Figure 4. Printing of the upper body of the character with an Ultimaker 2 printer.

The character was painted with Citadel acryl based colors and XL Base (7.50 € inc. VAT) and Starter brushes. Corax White spray (13.50 € inc. VAT) was used to base coat the model. Our experience was that the paint stuck well to the PLA plastic (and our fingers). Base and layer paint ranges were used to paint the model costing 3.30 € (inc. VAT) per pot. The difference between the two varieties is that the base coats create a good coverage with fewer coats, while layer paints are thinner and let the underlying color show through. The dark brown parts of the model (fur coat and bark of the tree stump) were painted with XV-88 base paint, and the light creamy brown parts were painted with Flayed One Flesh layer paint (Fig. 5a). The helmet and the irises of the eyes were painted yellow with the Averland Sunset base, while chainsaw was painted dark gray with the Mechanicus Standard Grey base. The inside of the mouth was painted red with the Khorne Red base. Thin black lines around the eyes and brown lines around the irises were painted with the Abaddon Black and XV-88 bases, respectively (Fig. 5b). The pupils of the eyes and the nose were also painted with the Abaddon black while Flayed One Flesh layer was used to paint the eyeballs outside the irises. Signatures of the team were added with Abaddon Black base to the bottom of the statue. We had to apply approximately three coats of the base paints to get an even, opaque result while six coats were required for the Flayed One Flesh layer. The model was varnished with a single coat of glossy Citadel Technical ‘Ardcoat varnish.

a) A photograph of the backside of the model
b) Close-up photograph of the painted model

Figure 5. a) backside and b) Close-up photographs of the painted model.

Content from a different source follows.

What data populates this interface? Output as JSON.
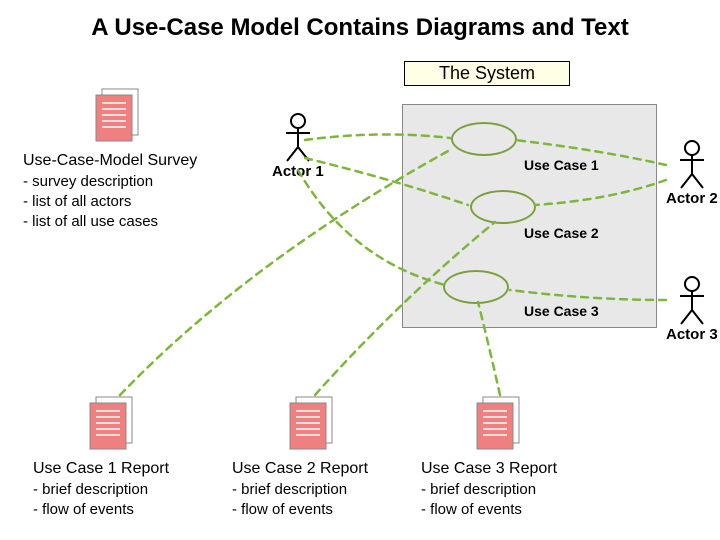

In this project, a cartoon character was successfully designed, modelled, 3D printed and painted during a short two week period. It appeared that the receiver was delighted of the present, and intrigued by the process. The total cost of the project was low (52.35 € inc. VAT, see breakdown of the costs in Table 1), because the libraries did not charge for the use of printers or filaments. We are thankful to the library staff as they on many occasions let us use several printers at once and helped in supervising the printing process. The previously tested selective laser sintering based printer (Shapeways.com) produced slightly better results compared to the Normal quality setting applied in this project. Still, the model parts produced by the Ultimaker 2 printers were surprisingly good after cleaning and sanding. High (0.06 mm layer height) and Ultrahigh (0.02 mm layer height) settings are probably more suited to smaller models than the one created here, since it can take notably longer to print parts with these settings (approximately 1.6 and 4.7 increase compared to the normal quality printing time applied in this project). It appears, that it is very important to optimize the printing direction with FFF based printers, and to take this into account when breaking the model into parts for printing. Some difficulties were experienced in the selection of the colors from the available paint range to match the color study (Fig. 1a vs. Fig. 1b). This was since we did not want to mix paints to save time. For example, no suitable creamy base paints were available from the manufacturer and the selected layer paint required six coats for a good result.

Table 1. Breakdown of the costs for the project. Costs paid by the libraries were not included in the breakdown. VAT included in the prices.

Product: Cost (€):
Revell Contacta Professional plastic glue 4.95
Citadel Technical Liquid Green Stuff 3.3
Citadel XL Base brush 7.5
Citadel Corax White spray 13.5
Citadel XV-88 base paint 3.3
Citadel Flayed One Flesh layer paint 3.3
Citadel Averland Sunset base paint 3.3
Citadel Mechanicus Standard Grey base paint 3.3
Citadel Khorne Red base paint 3.3
Citadel Abaddon Black base paint 3.3
Citadel Technical ‘Ardcoat varnish 3.3
Sum: 52.35